### [Task to complete]
Copy every line from the material below that holds "JSON".

### [Record excerpts]
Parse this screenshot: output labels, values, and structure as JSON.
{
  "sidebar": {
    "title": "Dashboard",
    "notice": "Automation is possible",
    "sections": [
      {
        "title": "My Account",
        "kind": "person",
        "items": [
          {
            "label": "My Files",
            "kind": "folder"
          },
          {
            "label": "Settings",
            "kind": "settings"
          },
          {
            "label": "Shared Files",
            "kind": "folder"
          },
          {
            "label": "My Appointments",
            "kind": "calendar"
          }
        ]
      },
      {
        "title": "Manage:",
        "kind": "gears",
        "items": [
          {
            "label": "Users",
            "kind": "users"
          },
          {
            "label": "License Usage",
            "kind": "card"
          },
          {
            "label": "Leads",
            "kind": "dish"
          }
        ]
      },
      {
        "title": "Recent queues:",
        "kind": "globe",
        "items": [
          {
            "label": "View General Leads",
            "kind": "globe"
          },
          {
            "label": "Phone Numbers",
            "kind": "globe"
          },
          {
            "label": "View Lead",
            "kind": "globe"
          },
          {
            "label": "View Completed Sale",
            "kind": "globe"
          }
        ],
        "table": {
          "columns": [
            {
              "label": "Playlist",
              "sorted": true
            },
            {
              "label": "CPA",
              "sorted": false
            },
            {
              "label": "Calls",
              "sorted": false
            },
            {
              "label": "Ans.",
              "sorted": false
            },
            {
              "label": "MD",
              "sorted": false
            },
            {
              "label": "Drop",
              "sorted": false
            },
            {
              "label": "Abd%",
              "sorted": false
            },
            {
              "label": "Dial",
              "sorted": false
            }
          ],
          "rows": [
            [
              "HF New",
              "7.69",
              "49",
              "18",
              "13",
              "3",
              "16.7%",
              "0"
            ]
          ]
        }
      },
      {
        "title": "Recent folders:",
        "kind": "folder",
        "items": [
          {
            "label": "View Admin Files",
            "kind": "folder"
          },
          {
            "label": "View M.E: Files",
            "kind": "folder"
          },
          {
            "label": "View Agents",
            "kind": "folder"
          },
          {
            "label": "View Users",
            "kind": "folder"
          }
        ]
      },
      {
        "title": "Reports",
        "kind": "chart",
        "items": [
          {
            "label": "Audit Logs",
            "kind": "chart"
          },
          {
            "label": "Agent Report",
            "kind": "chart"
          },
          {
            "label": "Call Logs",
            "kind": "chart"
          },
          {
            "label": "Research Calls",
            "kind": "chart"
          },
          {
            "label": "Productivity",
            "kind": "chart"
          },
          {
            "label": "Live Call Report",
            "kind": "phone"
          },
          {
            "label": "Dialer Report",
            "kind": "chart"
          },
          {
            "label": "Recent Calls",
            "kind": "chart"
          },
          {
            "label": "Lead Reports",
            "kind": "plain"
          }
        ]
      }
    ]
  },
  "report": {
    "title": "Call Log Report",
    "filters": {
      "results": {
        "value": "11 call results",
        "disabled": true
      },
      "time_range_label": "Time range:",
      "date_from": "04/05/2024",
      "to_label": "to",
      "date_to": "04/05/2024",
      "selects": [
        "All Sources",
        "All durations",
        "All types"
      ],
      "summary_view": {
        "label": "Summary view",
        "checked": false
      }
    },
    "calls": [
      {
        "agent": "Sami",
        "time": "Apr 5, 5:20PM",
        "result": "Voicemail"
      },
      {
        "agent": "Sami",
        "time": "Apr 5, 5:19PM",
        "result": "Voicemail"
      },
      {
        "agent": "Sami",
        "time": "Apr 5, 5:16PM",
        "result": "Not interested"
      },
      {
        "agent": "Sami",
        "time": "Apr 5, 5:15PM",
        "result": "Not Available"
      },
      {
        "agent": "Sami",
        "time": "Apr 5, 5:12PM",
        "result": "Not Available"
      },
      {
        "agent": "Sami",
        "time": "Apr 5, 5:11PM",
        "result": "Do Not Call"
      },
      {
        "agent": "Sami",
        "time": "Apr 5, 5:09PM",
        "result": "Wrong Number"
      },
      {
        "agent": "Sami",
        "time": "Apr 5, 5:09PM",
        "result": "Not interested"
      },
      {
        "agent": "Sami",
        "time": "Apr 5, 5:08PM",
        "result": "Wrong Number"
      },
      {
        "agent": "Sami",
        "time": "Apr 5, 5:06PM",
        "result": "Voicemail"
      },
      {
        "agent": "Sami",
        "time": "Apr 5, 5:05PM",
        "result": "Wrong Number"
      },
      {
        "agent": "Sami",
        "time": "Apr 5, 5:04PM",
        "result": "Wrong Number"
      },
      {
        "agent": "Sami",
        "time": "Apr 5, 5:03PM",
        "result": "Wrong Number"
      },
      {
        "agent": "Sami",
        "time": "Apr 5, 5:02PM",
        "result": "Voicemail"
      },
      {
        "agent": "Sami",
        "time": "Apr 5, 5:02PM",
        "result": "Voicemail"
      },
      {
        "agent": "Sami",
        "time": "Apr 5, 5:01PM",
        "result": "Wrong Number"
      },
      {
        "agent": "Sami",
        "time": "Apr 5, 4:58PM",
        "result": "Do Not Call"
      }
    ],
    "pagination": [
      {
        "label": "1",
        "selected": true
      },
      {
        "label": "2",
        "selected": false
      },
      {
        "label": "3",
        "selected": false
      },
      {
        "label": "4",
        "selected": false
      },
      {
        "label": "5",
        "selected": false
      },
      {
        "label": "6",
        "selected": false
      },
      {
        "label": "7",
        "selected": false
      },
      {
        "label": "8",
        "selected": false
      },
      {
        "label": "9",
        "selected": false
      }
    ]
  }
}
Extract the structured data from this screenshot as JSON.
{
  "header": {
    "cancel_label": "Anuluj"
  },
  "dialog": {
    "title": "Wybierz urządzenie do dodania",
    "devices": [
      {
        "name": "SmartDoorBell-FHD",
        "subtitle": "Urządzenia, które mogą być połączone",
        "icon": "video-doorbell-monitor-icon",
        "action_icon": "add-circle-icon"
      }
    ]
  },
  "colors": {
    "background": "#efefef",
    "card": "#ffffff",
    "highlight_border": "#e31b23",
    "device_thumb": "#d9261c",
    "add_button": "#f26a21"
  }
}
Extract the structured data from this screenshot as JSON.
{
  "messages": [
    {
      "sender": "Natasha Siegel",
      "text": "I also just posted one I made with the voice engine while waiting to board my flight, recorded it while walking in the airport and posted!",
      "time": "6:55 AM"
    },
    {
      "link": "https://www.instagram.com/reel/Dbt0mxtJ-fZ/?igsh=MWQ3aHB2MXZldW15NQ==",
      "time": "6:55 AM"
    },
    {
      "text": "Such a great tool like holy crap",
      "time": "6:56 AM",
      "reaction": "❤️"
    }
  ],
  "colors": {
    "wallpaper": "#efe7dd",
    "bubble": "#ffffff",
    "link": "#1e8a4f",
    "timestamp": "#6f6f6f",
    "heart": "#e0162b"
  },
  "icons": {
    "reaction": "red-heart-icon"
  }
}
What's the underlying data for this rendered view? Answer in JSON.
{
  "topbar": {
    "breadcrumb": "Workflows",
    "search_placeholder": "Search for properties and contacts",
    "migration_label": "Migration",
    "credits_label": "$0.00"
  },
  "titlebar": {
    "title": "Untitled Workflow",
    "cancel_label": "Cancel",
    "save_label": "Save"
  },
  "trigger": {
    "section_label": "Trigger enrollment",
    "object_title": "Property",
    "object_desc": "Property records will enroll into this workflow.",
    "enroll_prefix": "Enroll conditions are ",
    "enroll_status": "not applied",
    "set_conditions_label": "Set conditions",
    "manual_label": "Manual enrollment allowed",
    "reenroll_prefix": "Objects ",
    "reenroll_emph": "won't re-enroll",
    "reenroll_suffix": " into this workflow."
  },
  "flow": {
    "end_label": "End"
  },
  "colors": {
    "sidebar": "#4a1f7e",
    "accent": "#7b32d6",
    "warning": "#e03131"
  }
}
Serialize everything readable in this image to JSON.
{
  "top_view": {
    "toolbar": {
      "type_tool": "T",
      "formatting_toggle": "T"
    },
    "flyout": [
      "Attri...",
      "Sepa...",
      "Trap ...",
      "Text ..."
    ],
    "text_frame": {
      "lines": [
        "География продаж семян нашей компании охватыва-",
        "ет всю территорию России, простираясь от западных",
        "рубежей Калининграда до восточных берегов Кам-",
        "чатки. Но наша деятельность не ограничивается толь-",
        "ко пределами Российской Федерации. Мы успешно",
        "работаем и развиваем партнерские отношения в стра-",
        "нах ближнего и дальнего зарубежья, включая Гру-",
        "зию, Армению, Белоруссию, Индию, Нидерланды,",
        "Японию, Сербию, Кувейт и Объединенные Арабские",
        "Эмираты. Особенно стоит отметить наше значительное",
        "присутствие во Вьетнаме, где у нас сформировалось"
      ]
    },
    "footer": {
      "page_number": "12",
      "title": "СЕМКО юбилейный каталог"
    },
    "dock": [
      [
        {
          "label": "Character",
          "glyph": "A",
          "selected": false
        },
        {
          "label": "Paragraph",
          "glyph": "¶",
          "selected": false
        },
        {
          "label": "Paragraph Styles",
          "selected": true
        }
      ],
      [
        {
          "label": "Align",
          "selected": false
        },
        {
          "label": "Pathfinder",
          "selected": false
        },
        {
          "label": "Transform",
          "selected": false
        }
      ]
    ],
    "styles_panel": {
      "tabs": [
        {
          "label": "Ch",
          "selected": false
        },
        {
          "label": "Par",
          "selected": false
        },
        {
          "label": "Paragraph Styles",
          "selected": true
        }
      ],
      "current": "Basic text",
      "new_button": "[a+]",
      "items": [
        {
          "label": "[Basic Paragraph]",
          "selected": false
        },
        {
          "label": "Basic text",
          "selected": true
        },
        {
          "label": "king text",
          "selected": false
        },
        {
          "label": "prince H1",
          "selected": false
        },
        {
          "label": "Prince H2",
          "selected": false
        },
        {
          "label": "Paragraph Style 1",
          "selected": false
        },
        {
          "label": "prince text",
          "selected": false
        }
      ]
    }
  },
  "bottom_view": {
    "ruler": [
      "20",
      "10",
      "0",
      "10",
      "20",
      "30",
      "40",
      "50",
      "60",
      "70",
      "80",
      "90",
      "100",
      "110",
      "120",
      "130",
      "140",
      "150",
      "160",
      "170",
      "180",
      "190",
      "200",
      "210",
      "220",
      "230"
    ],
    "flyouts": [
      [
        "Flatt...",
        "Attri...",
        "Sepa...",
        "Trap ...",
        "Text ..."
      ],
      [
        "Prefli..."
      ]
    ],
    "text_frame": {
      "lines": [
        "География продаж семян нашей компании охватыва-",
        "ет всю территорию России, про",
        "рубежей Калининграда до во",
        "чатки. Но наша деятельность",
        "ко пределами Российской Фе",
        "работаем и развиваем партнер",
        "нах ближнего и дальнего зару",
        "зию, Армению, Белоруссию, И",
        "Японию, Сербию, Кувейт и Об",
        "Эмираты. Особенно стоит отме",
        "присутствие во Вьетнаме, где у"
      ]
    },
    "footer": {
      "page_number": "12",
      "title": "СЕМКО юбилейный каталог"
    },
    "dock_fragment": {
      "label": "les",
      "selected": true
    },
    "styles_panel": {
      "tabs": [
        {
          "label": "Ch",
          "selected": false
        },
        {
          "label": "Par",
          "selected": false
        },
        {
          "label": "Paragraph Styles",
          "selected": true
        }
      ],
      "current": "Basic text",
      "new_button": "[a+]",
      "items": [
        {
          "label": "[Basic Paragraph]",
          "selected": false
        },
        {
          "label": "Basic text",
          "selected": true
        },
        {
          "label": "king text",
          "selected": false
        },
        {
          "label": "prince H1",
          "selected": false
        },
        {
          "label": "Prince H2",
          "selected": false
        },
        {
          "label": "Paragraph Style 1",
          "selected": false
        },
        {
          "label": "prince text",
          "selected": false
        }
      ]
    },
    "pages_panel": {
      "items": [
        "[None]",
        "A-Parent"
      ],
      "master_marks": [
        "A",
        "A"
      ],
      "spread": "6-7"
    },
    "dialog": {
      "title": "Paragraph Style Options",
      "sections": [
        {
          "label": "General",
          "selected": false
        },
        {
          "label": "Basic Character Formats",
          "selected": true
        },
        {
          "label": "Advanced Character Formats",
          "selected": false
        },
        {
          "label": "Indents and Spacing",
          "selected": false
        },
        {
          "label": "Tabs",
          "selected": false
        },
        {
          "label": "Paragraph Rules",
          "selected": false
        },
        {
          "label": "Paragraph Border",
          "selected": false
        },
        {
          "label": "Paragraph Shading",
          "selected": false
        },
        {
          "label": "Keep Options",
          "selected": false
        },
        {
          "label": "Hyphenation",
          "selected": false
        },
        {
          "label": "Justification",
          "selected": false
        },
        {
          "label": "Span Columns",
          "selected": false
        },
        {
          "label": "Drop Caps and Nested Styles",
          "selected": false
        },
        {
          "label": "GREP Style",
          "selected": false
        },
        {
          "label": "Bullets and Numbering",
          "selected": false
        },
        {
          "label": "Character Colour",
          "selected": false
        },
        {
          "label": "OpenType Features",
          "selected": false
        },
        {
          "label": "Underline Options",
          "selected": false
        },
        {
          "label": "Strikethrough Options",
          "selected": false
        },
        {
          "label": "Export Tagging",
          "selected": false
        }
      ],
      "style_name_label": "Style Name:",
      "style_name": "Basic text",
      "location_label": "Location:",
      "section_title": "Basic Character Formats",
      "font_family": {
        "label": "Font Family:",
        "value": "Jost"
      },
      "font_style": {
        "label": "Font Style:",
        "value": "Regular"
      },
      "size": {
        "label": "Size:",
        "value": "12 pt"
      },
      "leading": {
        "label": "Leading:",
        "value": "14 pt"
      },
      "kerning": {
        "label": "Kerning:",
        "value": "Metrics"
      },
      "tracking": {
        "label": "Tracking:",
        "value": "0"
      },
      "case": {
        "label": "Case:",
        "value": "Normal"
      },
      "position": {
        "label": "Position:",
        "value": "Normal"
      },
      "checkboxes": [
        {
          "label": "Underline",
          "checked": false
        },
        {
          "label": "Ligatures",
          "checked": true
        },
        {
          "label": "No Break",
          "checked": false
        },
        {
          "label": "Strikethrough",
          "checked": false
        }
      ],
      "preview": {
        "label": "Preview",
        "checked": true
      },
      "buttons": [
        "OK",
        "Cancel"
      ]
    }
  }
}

### [Answer to this problem]
Parse this screenshot: output labels, values, and structure as JSON.
Extract the structured data from this screenshot as JSON.
Extract the structured data from this screenshot as JSON.
What's the underlying data for this rendered view? Answer in JSON.
Serialize everything readable in this image to JSON.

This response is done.